Our existing Social Security system lives comfortably in the capitalist economic model we have here in the US. We can agree it has flaws which need to be addressed from time to time.
The current flaw is that without some changes, it won’t be able to provide the financial safety net for older Americans that exists today. People are living longer and longer, and there are more of us, which translates to a projection that current benefits to beneficiaries are unsustainable.
There was something similar happening in the early 1980’s and Congress came up with a remedy. They increased the percentage of earned income that was re-directed toward the Old-Age and Survivors Insurance (OASI) Trust Fund. They also increased the upper limit of earned income that is subject to the percentage.
By the time the problem reaches the same level of dysfunction that caused the last major changes, almost 50 years will have passed.
Given that roughly 50% of retired Americans depend exclusively on monthly benefits to sustain themselves, the goal of some to simply do away with Social Security is not realistic. Only a very small % of Americans have little or no need for a financial safety net when they choose to leave the workforce.
Given the economic, political and social pressures across the voting age members of our society, the question of whether we ‘should’ fix social security is probably a given. As for the ‘can we’ part, the answer is relatively simple. What is required is the political will to make it happen.
As was done in the 1980’s, we can increase the payroll tax percentage. It need not happen overnight, but could be phased in over a decade.
In like manner, we can apply the payroll tax on earnings beyond the current limit of $132,900 in 2019. This is up from $128,400 in 2018. That’s referred to as the wage base limit. And yes, the limit has been increasing over the years. In 2009, it was $106,800. But in order to avoid the crisis which is projected to happen in 2034 (?), there needs to be either an immediate jump upwards, or a steady, predictable increase written into law.
Let me give you some context. I spoke this morning with one of my physicians about his readiness to retire. He’s in his early 60’s and said he confessed he’s no-where near ready. Part of that he attributes to having children later in life.
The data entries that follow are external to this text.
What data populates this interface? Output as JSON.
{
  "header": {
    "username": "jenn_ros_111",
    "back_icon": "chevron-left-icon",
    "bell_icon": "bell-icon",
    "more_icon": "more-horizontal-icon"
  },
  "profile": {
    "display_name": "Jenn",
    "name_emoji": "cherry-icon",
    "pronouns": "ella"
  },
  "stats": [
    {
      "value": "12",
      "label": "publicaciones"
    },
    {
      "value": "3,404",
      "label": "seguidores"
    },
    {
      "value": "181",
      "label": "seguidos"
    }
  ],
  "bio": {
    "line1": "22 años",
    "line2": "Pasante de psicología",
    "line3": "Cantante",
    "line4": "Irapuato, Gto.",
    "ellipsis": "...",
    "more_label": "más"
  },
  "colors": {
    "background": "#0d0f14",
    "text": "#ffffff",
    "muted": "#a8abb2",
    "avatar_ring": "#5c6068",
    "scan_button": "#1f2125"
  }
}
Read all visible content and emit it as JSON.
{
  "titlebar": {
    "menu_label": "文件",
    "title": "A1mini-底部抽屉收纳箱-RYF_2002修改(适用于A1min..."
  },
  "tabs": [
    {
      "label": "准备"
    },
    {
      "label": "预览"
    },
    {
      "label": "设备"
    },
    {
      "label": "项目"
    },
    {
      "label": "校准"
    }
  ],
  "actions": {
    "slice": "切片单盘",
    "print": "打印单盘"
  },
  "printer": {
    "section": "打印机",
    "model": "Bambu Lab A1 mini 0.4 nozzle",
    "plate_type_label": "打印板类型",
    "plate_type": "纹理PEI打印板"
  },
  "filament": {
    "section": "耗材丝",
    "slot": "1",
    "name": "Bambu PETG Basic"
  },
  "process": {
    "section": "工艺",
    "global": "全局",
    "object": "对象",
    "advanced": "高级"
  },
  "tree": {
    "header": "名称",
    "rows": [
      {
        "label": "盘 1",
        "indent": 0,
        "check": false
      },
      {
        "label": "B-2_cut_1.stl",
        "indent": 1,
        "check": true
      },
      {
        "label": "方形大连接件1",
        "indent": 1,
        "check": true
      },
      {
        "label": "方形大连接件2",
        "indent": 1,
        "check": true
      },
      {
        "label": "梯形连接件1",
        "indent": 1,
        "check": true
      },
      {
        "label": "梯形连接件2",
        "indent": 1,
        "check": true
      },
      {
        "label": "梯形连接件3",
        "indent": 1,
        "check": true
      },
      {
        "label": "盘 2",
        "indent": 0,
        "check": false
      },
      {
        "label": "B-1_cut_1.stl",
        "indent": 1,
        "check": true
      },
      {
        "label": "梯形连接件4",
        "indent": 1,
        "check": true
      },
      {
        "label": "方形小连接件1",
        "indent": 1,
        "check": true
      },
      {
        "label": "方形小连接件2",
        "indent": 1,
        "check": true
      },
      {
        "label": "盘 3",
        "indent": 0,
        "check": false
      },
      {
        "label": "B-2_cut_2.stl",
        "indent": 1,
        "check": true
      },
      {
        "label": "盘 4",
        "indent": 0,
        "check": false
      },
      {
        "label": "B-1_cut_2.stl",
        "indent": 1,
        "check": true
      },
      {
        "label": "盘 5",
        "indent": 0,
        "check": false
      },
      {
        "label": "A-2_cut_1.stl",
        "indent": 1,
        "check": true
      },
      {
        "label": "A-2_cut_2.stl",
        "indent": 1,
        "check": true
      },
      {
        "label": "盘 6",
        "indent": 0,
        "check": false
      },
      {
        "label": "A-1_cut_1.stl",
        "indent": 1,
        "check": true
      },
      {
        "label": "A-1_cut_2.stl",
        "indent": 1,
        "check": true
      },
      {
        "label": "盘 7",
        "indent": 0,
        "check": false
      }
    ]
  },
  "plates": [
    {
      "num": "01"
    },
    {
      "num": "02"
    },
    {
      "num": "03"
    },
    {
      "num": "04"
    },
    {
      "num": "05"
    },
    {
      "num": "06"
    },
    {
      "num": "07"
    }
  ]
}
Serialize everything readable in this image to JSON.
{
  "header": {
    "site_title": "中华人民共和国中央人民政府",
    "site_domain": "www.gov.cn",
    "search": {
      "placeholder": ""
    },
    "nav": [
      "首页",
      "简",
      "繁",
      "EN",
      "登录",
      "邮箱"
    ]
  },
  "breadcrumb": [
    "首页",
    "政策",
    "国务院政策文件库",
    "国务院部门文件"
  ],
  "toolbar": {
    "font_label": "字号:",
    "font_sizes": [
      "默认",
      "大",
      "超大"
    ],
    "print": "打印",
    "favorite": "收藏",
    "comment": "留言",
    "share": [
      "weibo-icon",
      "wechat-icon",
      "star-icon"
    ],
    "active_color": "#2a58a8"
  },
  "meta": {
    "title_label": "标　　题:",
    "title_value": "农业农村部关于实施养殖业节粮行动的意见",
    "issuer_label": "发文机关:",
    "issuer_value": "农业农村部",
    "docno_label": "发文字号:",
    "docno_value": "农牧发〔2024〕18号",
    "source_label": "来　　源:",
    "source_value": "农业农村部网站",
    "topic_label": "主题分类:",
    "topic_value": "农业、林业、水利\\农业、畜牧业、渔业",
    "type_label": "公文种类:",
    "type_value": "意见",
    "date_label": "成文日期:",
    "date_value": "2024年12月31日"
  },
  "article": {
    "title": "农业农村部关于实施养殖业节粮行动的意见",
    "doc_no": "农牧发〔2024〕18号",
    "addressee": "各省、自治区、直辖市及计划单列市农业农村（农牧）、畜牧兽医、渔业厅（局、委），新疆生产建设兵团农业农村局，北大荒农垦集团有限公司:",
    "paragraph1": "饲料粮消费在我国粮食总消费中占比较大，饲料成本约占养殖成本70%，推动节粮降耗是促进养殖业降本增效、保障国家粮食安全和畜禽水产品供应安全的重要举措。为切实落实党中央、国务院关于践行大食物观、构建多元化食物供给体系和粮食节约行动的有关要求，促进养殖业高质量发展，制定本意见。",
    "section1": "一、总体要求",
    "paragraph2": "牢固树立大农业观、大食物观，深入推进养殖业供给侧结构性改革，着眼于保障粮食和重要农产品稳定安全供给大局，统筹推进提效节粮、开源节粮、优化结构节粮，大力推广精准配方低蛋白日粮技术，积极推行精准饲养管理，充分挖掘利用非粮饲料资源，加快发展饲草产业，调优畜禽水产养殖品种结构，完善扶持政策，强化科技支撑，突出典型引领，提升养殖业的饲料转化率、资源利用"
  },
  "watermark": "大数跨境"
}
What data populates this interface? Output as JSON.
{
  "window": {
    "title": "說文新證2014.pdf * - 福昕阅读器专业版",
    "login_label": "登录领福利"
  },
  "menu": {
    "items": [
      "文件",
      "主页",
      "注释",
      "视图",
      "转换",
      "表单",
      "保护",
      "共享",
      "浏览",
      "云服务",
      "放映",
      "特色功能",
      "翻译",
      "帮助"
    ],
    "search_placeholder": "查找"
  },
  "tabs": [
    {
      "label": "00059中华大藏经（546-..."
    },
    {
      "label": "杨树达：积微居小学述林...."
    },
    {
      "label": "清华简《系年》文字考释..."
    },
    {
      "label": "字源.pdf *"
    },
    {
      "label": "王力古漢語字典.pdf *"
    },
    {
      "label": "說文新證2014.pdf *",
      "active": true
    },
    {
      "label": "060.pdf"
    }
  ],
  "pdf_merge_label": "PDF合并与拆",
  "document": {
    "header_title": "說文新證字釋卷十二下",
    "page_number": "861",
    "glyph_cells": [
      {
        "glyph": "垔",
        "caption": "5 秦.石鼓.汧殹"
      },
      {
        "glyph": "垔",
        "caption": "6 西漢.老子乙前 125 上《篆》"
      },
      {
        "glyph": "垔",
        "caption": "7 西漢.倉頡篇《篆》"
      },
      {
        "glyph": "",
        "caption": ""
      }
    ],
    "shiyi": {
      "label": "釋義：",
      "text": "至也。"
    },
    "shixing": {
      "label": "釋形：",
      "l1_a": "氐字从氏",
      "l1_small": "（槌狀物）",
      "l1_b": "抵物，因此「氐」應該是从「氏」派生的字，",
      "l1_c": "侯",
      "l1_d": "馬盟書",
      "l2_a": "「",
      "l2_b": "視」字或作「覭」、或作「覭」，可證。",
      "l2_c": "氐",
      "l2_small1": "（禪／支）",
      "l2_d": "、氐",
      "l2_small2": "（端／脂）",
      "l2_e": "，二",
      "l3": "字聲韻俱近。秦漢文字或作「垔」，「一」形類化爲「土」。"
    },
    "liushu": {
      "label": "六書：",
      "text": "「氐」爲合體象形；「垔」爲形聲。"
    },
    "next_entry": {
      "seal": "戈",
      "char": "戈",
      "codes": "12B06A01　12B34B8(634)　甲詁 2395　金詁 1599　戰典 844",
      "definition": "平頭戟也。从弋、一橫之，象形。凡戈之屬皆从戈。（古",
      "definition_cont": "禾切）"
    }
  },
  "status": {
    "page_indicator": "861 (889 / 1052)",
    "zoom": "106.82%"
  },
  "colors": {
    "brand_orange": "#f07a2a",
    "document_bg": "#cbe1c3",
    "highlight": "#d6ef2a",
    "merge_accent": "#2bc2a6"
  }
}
It’s my guess that if he wants to maintain his current lifestyle, he’s going to depend heavily on Social Security at some point not far down the road.
It’s not a stretch to say he’s one of many millions of Americans earning more than $132,900 in 2019. Is it reasonable for the wage limit to be increased, either by a substantial amount right away, or towards a much higher upper limit over the next decade?
A lot of people probably freaked out in 1983 when both the % and the wage base limit was increased. Frankly, I can’t remember how I reacted, if I reacted at all. What I do know is that if a remedy isn’t found, and I’m still alive in 2033, I’m going to be royally pissed when my checks are suddenly smaller. Have I answered the ‘can we’ part? I hope so… at the very least, we need to have a discussion at the national level. Can I count of Republicans to join the conversation? Stay tuned…
Tony Kendzior \ July 16, 2019